When properly constructed, performance-based stock awards closely align management interests with that of the Company’s shareholders. They also can be used in bridging value gaps whereby selling shareholders are expecting a substantial increase in value due to, for instance, the end of recessionary conditions, anticipating outsized growth from the launch of new customer programs, etc. We commonly use a flavor of this type of program to reward selling shareholders and management for exceeding mutually defined expectations. MCM recently used this program to get a deal over the finish line. The company is a provider of technically exacting metal working services catering to aerospace and medical customers. The CEO and sole shareholder was anticipating 20%+ EBITDA growth within 18 months of closing and didn’t want to be short changed by prematurely selling a controlling interest.
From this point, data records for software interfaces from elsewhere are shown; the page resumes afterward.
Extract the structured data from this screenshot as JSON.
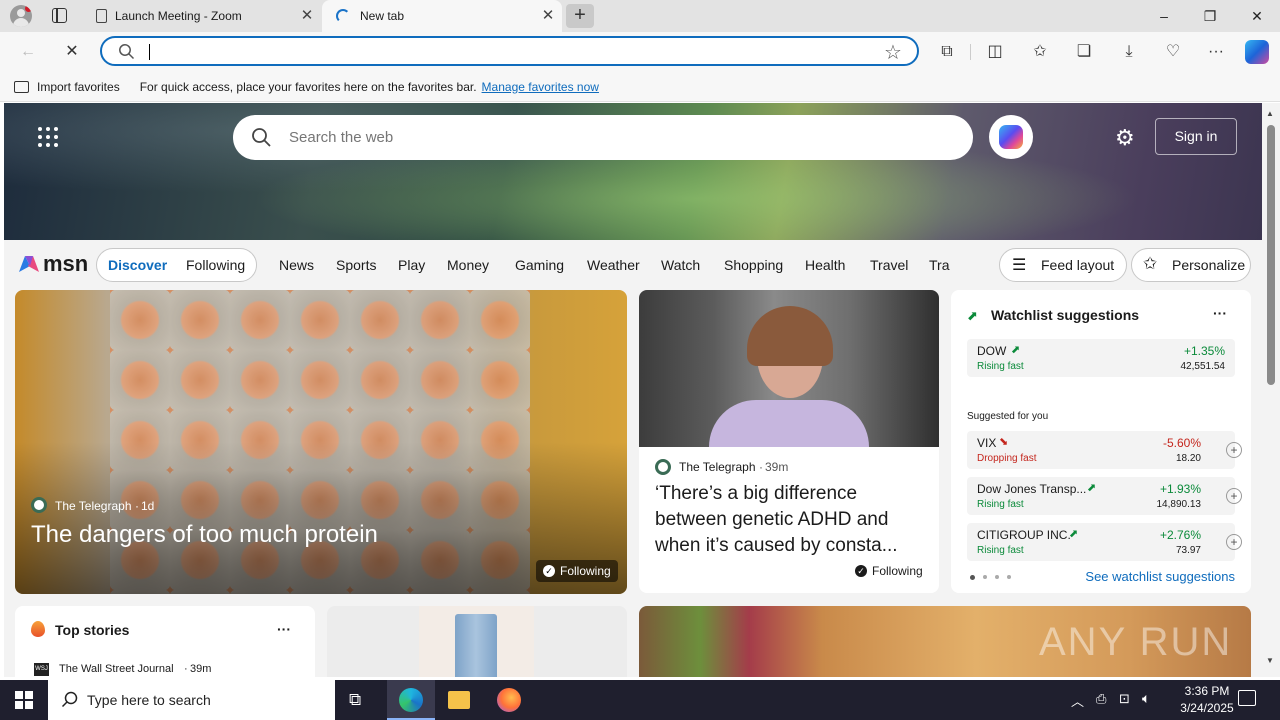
{
  "tabs": [
    {
      "title": "Launch Meeting - Zoom",
      "icon": "document-icon"
    },
    {
      "title": "New tab",
      "icon": "edge-loading-icon"
    }
  ],
  "window": {
    "minimize": "–",
    "restore": "❐",
    "close": "✕"
  },
  "address_bar": {
    "value": "",
    "placeholder": ""
  },
  "favorites_bar": {
    "import_label": "Import favorites",
    "message": "For quick access, place your favorites here on the favorites bar.",
    "manage_link": "Manage favorites now"
  },
  "msn": {
    "search_placeholder": "Search the web",
    "sign_in": "Sign in",
    "logo_text": "msn",
    "discover": "Discover",
    "following": "Following",
    "nav_items": [
      "News",
      "Sports",
      "Play",
      "Money",
      "Gaming",
      "Weather",
      "Watch",
      "Shopping",
      "Health",
      "Travel",
      "Tra"
    ],
    "feed_layout": "Feed layout",
    "personalize": "Personalize"
  },
  "hero_story": {
    "source": "The Telegraph",
    "age": "1d",
    "headline": "The dangers of too much protein",
    "following": "Following"
  },
  "story2": {
    "source": "The Telegraph",
    "age": "39m",
    "headline": "‘There’s a big difference between genetic ADHD and when it’s caused by consta...",
    "following": "Following"
  },
  "watchlist": {
    "title": "Watchlist suggestions",
    "menu": "···",
    "suggested_label": "Suggested for you",
    "see_more": "See watchlist suggestions",
    "items": [
      {
        "name": "DOW",
        "status": "Rising fast",
        "change": "+1.35%",
        "price": "42,551.54",
        "color": "#0b8a3a"
      },
      {
        "name": "VIX",
        "status": "Dropping fast",
        "change": "-5.60%",
        "price": "18.20",
        "color": "#c4261d"
      },
      {
        "name": "Dow Jones Transp...",
        "status": "Rising fast",
        "change": "+1.93%",
        "price": "14,890.13",
        "color": "#0b8a3a"
      },
      {
        "name": "CITIGROUP INC.",
        "status": "Rising fast",
        "change": "+2.76%",
        "price": "73.97",
        "color": "#0b8a3a"
      }
    ]
  },
  "top_stories": {
    "title": "Top stories",
    "menu": "···",
    "first_source": "The Wall Street Journal",
    "first_age": "39m",
    "source_badge": "WSJ"
  },
  "watermark": "ANY RUN",
  "taskbar": {
    "search_placeholder": "Type here to search",
    "time": "3:36 PM",
    "date": "3/24/2025"
  },
  "colors": {
    "accent": "#0f6cbd",
    "rise": "#0b8a3a",
    "drop": "#c4261d"
  }
}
Consequently, we were approximately $5 million apart; however, we were able to get a deal done by agreeing to award a meaningful additional amount of Performance Based Stock provided certain [EBITDA] requirements were met, further aligning our collective interests. We included the broader executive team, comprised of a younger, talented group who would not otherwise be in a position to acquire equity , in the Performance Based Stock Award pool, creating further alignment throughout the organization.
An ill-timed economic downturn can throw a wrench in a business owner’s plans to diversify his/her wealth by suppressing earnings, and consequently, eroding the value buyers assign to their Company. Fortunately, a multitude of options exist to bridge valuation gaps when they arise, each with its own nuances which can be tailored to an individual’s goals and comfort levels. Please feel free to contact us if you would like a more in-depth discussion on utilizing these creative M&A deal structures.